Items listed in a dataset
================================
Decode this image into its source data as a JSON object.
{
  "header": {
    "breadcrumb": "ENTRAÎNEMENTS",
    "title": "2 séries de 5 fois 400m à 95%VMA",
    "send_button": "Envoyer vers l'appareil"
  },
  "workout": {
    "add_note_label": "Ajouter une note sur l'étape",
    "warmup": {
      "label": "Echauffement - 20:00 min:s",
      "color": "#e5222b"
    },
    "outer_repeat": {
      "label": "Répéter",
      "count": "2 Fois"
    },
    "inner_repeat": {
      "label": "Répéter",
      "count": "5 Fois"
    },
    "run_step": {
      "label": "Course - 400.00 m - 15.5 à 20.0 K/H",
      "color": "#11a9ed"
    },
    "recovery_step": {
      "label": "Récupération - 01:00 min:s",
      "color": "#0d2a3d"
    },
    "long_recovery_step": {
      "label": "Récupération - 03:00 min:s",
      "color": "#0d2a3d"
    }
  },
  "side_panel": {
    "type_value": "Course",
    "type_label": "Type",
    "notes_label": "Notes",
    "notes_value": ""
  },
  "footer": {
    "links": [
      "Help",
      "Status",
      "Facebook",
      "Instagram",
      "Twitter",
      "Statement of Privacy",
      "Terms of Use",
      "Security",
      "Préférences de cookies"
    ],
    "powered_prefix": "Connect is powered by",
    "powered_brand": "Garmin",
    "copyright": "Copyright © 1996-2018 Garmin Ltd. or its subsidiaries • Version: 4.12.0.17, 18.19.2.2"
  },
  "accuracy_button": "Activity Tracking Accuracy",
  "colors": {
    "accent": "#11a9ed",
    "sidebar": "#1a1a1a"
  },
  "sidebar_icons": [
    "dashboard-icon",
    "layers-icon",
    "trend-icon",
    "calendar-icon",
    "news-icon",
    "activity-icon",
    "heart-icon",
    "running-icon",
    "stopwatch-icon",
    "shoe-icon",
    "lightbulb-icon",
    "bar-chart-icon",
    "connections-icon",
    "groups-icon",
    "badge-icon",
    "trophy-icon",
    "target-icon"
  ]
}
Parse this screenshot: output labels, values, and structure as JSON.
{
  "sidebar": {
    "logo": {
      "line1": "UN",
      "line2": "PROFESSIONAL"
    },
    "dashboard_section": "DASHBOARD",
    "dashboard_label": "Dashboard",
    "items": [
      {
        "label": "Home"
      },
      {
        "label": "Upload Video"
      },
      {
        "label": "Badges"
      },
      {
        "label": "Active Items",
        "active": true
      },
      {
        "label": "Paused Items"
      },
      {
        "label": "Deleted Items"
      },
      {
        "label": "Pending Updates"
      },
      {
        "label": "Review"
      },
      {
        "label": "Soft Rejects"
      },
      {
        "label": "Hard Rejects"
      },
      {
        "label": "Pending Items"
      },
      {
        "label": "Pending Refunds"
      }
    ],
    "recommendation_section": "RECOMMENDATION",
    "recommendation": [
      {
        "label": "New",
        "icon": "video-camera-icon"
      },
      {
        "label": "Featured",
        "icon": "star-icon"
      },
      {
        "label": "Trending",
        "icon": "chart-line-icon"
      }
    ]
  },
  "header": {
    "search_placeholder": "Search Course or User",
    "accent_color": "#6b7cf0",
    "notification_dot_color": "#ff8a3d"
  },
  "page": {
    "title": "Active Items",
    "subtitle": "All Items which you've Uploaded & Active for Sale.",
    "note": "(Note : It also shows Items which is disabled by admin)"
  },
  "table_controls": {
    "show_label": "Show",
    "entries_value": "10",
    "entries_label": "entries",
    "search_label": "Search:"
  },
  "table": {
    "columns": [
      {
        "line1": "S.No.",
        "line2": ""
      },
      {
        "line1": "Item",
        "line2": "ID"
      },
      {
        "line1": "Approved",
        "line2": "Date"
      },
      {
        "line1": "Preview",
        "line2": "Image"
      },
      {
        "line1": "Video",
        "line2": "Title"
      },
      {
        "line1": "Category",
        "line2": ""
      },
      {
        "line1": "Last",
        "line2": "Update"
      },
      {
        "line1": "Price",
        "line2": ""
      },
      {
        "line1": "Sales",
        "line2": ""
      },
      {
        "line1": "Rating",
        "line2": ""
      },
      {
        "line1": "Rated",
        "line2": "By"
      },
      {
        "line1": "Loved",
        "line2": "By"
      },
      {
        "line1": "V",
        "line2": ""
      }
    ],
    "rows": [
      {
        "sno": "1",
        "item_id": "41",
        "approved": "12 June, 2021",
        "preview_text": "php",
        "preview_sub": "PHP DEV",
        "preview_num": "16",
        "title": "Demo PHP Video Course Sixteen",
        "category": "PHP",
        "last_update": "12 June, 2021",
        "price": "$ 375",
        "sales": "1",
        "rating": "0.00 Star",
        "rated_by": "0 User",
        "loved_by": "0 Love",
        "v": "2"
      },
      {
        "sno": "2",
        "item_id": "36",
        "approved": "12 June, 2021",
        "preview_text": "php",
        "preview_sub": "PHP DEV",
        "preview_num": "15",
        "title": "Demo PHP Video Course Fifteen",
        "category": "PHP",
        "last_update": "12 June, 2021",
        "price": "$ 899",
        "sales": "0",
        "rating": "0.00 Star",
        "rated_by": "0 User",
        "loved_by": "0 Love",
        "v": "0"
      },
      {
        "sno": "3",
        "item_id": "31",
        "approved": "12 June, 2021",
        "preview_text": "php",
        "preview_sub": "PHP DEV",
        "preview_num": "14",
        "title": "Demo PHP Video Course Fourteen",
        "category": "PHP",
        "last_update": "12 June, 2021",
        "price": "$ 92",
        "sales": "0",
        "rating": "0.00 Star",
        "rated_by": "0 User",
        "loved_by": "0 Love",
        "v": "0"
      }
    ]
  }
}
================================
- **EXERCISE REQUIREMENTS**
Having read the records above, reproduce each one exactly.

- **OUTPUT OF THE TASK**
Decode this image into its source data as a JSON object.
{
  "header": {
    "breadcrumb": "ENTRAÎNEMENTS",
    "title": "2 séries de 5 fois 400m à 95%VMA",
    "send_button": "Envoyer vers l'appareil"
  },
  "workout": {
    "add_note_label": "Ajouter une note sur l'étape",
    "warmup": {
      "label": "Echauffement - 20:00 min:s",
      "color": "#e5222b"
    },
    "outer_repeat": {
      "label": "Répéter",
      "count": "2 Fois"
    },
    "inner_repeat": {
      "label": "Répéter",
      "count": "5 Fois"
    },
    "run_step": {
      "label": "Course - 400.00 m - 15.5 à 20.0 K/H",
      "color": "#11a9ed"
    },
    "recovery_step": {
      "label": "Récupération - 01:00 min:s",
      "color": "#0d2a3d"
    },
    "long_recovery_step": {
      "label": "Récupération - 03:00 min:s",
      "color": "#0d2a3d"
    }
  },
  "side_panel": {
    "type_value": "Course",
    "type_label": "Type",
    "notes_label": "Notes",
    "notes_value": ""
  },
  "footer": {
    "links": [
      "Help",
      "Status",
      "Facebook",
      "Instagram",
      "Twitter",
      "Statement of Privacy",
      "Terms of Use",
      "Security",
      "Préférences de cookies"
    ],
    "powered_prefix": "Connect is powered by",
    "powered_brand": "Garmin",
    "copyright": "Copyright © 1996-2018 Garmin Ltd. or its subsidiaries • Version: 4.12.0.17, 18.19.2.2"
  },
  "accuracy_button": "Activity Tracking Accuracy",
  "colors": {
    "accent": "#11a9ed",
    "sidebar": "#1a1a1a"
  },
  "sidebar_icons": [
    "dashboard-icon",
    "layers-icon",
    "trend-icon",
    "calendar-icon",
    "news-icon",
    "activity-icon",
    "heart-icon",
    "running-icon",
    "stopwatch-icon",
    "shoe-icon",
    "lightbulb-icon",
    "bar-chart-icon",
    "connections-icon",
    "groups-icon",
    "badge-icon",
    "trophy-icon",
    "target-icon"
  ]
}
Parse this screenshot: output labels, values, and structure as JSON.
{
  "sidebar": {
    "logo": {
      "line1": "UN",
      "line2": "PROFESSIONAL"
    },
    "dashboard_section": "DASHBOARD",
    "dashboard_label": "Dashboard",
    "items": [
      {
        "label": "Home"
      },
      {
        "label": "Upload Video"
      },
      {
        "label": "Badges"
      },
      {
        "label": "Active Items",
        "active": true
      },
      {
        "label": "Paused Items"
      },
      {
        "label": "Deleted Items"
      },
      {
        "label": "Pending Updates"
      },
      {
        "label": "Review"
      },
      {
        "label": "Soft Rejects"
      },
      {
        "label": "Hard Rejects"
      },
      {
        "label": "Pending Items"
      },
      {
        "label": "Pending Refunds"
      }
    ],
    "recommendation_section": "RECOMMENDATION",
    "recommendation": [
      {
        "label": "New",
        "icon": "video-camera-icon"
      },
      {
        "label": "Featured",
        "icon": "star-icon"
      },
      {
        "label": "Trending",
        "icon": "chart-line-icon"
      }
    ]
  },
  "header": {
    "search_placeholder": "Search Course or User",
    "accent_color": "#6b7cf0",
    "notification_dot_color": "#ff8a3d"
  },
  "page": {
    "title": "Active Items",
    "subtitle": "All Items which you've Uploaded & Active for Sale.",
    "note": "(Note : It also shows Items which is disabled by admin)"
  },
  "table_controls": {
    "show_label": "Show",
    "entries_value": "10",
    "entries_label": "entries",
    "search_label": "Search:"
  },
  "table": {
    "columns": [
      {
        "line1": "S.No.",
        "line2": ""
      },
      {
        "line1": "Item",
        "line2": "ID"
      },
      {
        "line1": "Approved",
        "line2": "Date"
      },
      {
        "line1": "Preview",
        "line2": "Image"
      },
      {
        "line1": "Video",
        "line2": "Title"
      },
      {
        "line1": "Category",
        "line2": ""
      },
      {
        "line1": "Last",
        "line2": "Update"
      },
      {
        "line1": "Price",
        "line2": ""
      },
      {
        "line1": "Sales",
        "line2": ""
      },
      {
        "line1": "Rating",
        "line2": ""
      },
      {
        "line1": "Rated",
        "line2": "By"
      },
      {
        "line1": "Loved",
        "line2": "By"
      },
      {
        "line1": "V",
        "line2": ""
      }
    ],
    "rows": [
      {
        "sno": "1",
        "item_id": "41",
        "approved": "12 June, 2021",
        "preview_text": "php",
        "preview_sub": "PHP DEV",
        "preview_num": "16",
        "title": "Demo PHP Video Course Sixteen",
        "category": "PHP",
        "last_update": "12 June, 2021",
        "price": "$ 375",
        "sales": "1",
        "rating": "0.00 Star",
        "rated_by": "0 User",
        "loved_by": "0 Love",
        "v": "2"
      },
      {
        "sno": "2",
        "item_id": "36",
        "approved": "12 June, 2021",
        "preview_text": "php",
        "preview_sub": "PHP DEV",
        "preview_num": "15",
        "title": "Demo PHP Video Course Fifteen",
        "category": "PHP",
        "last_update": "12 June, 2021",
        "price": "$ 899",
        "sales": "0",
        "rating": "0.00 Star",
        "rated_by": "0 User",
        "loved_by": "0 Love",
        "v": "0"
      },
      {
        "sno": "3",
        "item_id": "31",
        "approved": "12 June, 2021",
        "preview_text": "php",
        "preview_sub": "PHP DEV",
        "preview_num": "14",
        "title": "Demo PHP Video Course Fourteen",
        "category": "PHP",
        "last_update": "12 June, 2021",
        "price": "$ 92",
        "sales": "0",
        "rating": "0.00 Star",
        "rated_by": "0 User",
        "loved_by": "0 Love",
        "v": "0"
      }
    ]
  }
}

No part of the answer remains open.